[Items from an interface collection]

+++

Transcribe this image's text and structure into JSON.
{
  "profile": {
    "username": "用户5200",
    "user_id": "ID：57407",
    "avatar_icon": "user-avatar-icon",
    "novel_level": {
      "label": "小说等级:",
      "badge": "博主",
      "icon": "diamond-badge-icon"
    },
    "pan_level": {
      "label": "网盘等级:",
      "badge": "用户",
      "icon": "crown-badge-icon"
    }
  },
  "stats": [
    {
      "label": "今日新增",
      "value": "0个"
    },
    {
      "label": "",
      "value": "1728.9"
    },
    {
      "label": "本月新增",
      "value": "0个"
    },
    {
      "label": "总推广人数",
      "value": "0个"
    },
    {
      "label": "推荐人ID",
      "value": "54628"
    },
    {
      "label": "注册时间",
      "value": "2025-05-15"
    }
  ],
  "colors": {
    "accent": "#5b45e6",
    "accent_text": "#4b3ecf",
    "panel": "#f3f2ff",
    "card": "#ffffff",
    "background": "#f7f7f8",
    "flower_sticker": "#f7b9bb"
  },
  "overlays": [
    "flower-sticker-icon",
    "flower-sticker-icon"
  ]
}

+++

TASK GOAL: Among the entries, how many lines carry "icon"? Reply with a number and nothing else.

WRITTEN SOLUTION: 5